__AIM OF THE TASK__:
Set every record down again exactly. Do not carry over the pictures.

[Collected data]

--------

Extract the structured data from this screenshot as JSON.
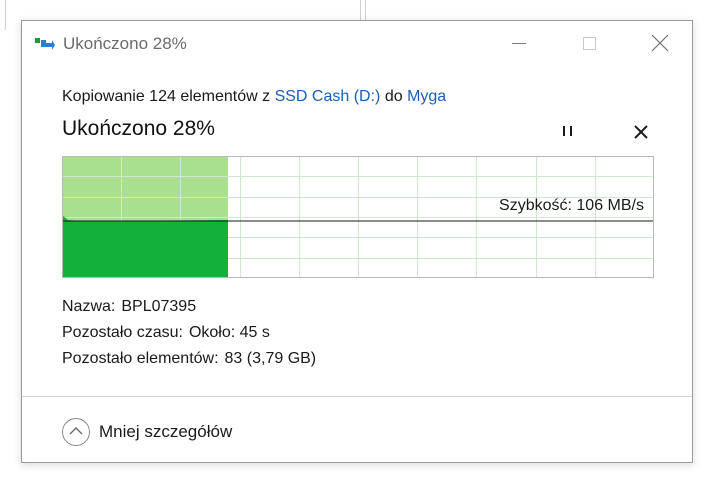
{
  "window": {
    "title": "Ukończono 28%"
  },
  "copy": {
    "prefix": "Kopiowanie 124 elementów z ",
    "source": "SSD Cash (D:)",
    "middle": " do ",
    "destination": "Myga"
  },
  "status": {
    "title": "Ukończono 28%",
    "progress_fraction": 0.28
  },
  "graph": {
    "speed_label": "Szybkość: 106 MB/s",
    "colors": {
      "done_fill": "#a8e08f",
      "speed_fill": "#13b13a",
      "grid": "#cfe8cf",
      "border": "#b8b8b8",
      "speed_line": "#1a1a1a"
    }
  },
  "details": {
    "name_label": "Nazwa:",
    "name_value": "BPL07395",
    "time_label": "Pozostało czasu:",
    "time_value": "Około: 45 s",
    "items_label": "Pozostało elementów:",
    "items_value": "83 (3,79 GB)"
  },
  "footer": {
    "less_details_label": "Mniej szczegółów"
  },
  "icons": {
    "app": "copy-files-icon",
    "minimize": "minimize-icon",
    "maximize": "maximize-icon",
    "close": "close-icon",
    "pause": "pause-icon",
    "stop": "stop-icon",
    "chevron": "chevron-up-icon"
  }
}
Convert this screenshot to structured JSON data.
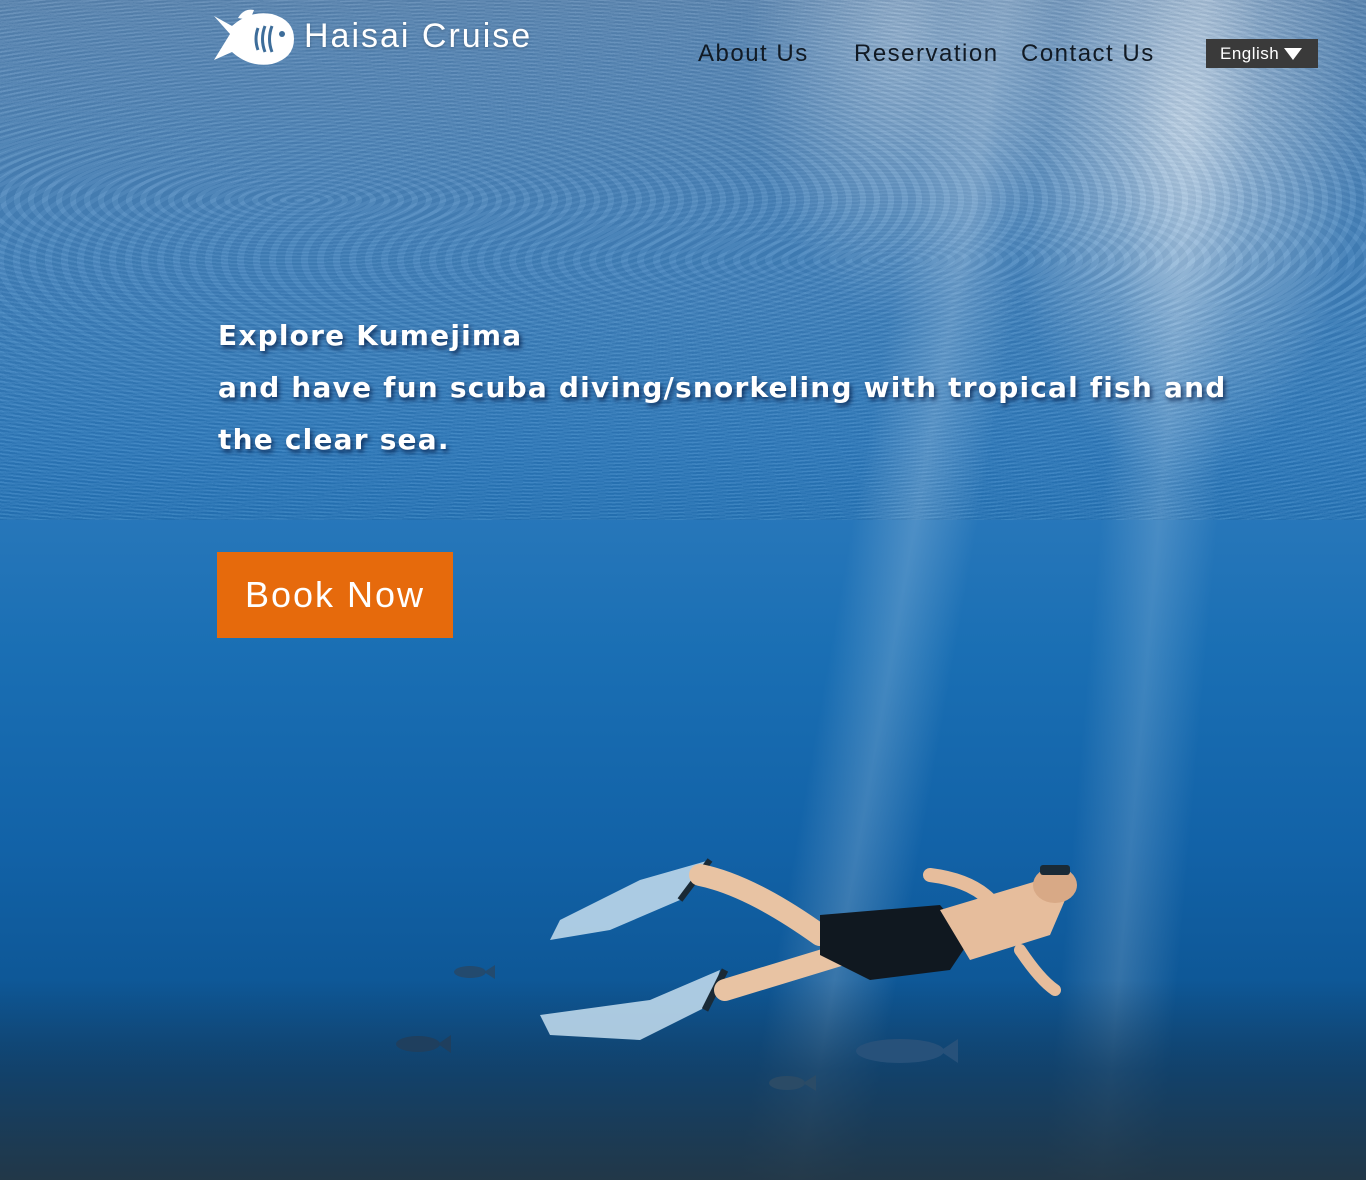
{
  "brand": {
    "name": "Haisai Cruise",
    "logo_icon": "fish-icon"
  },
  "nav": {
    "items": [
      {
        "label": "About Us"
      },
      {
        "label": "Reservation"
      },
      {
        "label": "Contact Us"
      }
    ]
  },
  "language": {
    "selected": "English",
    "icon": "caret-down-icon"
  },
  "hero": {
    "line1": "Explore Kumejima",
    "line2": "and have fun scuba diving/snorkeling with tropical fish and",
    "line3": "the clear sea.",
    "cta_label": "Book Now"
  },
  "colors": {
    "cta": "#e66a0c",
    "nav_text": "#111a24",
    "dropdown_bg": "#3a3a3a",
    "water": "#1a6fb4"
  }
}
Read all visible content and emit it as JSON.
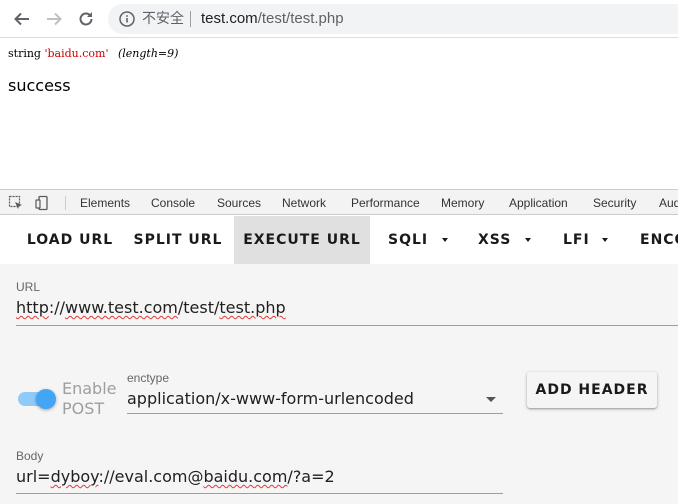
{
  "browser": {
    "security_label": "不安全",
    "url_host": "test.com",
    "url_path": "/test/test.php"
  },
  "page": {
    "dump_type": "string",
    "dump_value": "'baidu.com'",
    "dump_length": "(length=9)",
    "result": "success"
  },
  "devtools": {
    "tabs": [
      "Elements",
      "Console",
      "Sources",
      "Network",
      "Performance",
      "Memory",
      "Application",
      "Security",
      "Aud"
    ]
  },
  "hackbar": {
    "buttons": [
      "LOAD URL",
      "SPLIT URL",
      "EXECUTE URL",
      "SQLI",
      "XSS",
      "LFI",
      "ENCO"
    ],
    "active": "EXECUTE URL"
  },
  "form": {
    "url_label": "URL",
    "url_value_parts": [
      "http",
      "://",
      "www.test.com",
      "/test/",
      "test.php"
    ],
    "toggle_label_line1": "Enable",
    "toggle_label_line2": "POST",
    "toggle_on": true,
    "enctype_label": "enctype",
    "enctype_value": "application/x-www-form-urlencoded",
    "add_header_label": "ADD HEADER",
    "body_label": "Body",
    "body_value_parts": [
      "url=",
      "dyboy",
      "://eval.com@",
      "baidu.com",
      "/?a=2"
    ]
  },
  "colors": {
    "toggle_thumb": "#42a5f5",
    "toggle_track": "#90caf9",
    "active_tab_bg": "#e0e0e0",
    "form_bg": "#f5f5f5"
  }
}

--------

__RESPONSE__:
Extract the structured data from this screenshot as JSON.
{
  "window": {
    "title": "Ukończono 28%"
  },
  "copy": {
    "prefix": "Kopiowanie 124 elementów z ",
    "source": "SSD Cash (D:)",
    "middle": " do ",
    "destination": "Myga"
  },
  "status": {
    "title": "Ukończono 28%",
    "progress_fraction": 0.28
  },
  "graph": {
    "speed_label": "Szybkość: 106 MB/s",
    "colors": {
      "done_fill": "#a8e08f",
      "speed_fill": "#13b13a",
      "grid": "#cfe8cf",
      "border": "#b8b8b8",
      "speed_line": "#1a1a1a"
    }
  },
  "details": {
    "name_label": "Nazwa:",
    "name_value": "BPL07395",
    "time_label": "Pozostało czasu:",
    "time_value": "Około: 45 s",
    "items_label": "Pozostało elementów:",
    "items_value": "83 (3,79 GB)"
  },
  "footer": {
    "less_details_label": "Mniej szczegółów"
  },
  "icons": {
    "app": "copy-files-icon",
    "minimize": "minimize-icon",
    "maximize": "maximize-icon",
    "close": "close-icon",
    "pause": "pause-icon",
    "stop": "stop-icon",
    "chevron": "chevron-up-icon"
  }
}
Convert this screenshot to structured JSON data.
{
  "brand": {
    "name": "Haisai Cruise",
    "logo_icon": "fish-icon"
  },
  "nav": {
    "items": [
      {
        "label": "About Us"
      },
      {
        "label": "Reservation"
      },
      {
        "label": "Contact Us"
      }
    ]
  },
  "language": {
    "selected": "English",
    "icon": "caret-down-icon"
  },
  "hero": {
    "line1": "Explore Kumejima",
    "line2": "and have fun scuba diving/snorkeling with tropical fish and",
    "line3": "the clear sea.",
    "cta_label": "Book Now"
  },
  "colors": {
    "cta": "#e66a0c",
    "nav_text": "#111a24",
    "dropdown_bg": "#3a3a3a",
    "water": "#1a6fb4"
  }
}
Read all visible content and emit it as JSON.
{
  "browser": {
    "security_label": "不安全",
    "url_host": "test.com",
    "url_path": "/test/test.php"
  },
  "page": {
    "dump_type": "string",
    "dump_value": "'baidu.com'",
    "dump_length": "(length=9)",
    "result": "success"
  },
  "devtools": {
    "tabs": [
      "Elements",
      "Console",
      "Sources",
      "Network",
      "Performance",
      "Memory",
      "Application",
      "Security",
      "Aud"
    ]
  },
  "hackbar": {
    "buttons": [
      "LOAD URL",
      "SPLIT URL",
      "EXECUTE URL",
      "SQLI",
      "XSS",
      "LFI",
      "ENCO"
    ],
    "active": "EXECUTE URL"
  },
  "form": {
    "url_label": "URL",
    "url_value_parts": [
      "http",
      "://",
      "www.test.com",
      "/test/",
      "test.php"
    ],
    "toggle_label_line1": "Enable",
    "toggle_label_line2": "POST",
    "toggle_on": true,
    "enctype_label": "enctype",
    "enctype_value": "application/x-www-form-urlencoded",
    "add_header_label": "ADD HEADER",
    "body_label": "Body",
    "body_value_parts": [
      "url=",
      "dyboy",
      "://eval.com@",
      "baidu.com",
      "/?a=2"
    ]
  },
  "colors": {
    "toggle_thumb": "#42a5f5",
    "toggle_track": "#90caf9",
    "active_tab_bg": "#e0e0e0",
    "form_bg": "#f5f5f5"
  }
}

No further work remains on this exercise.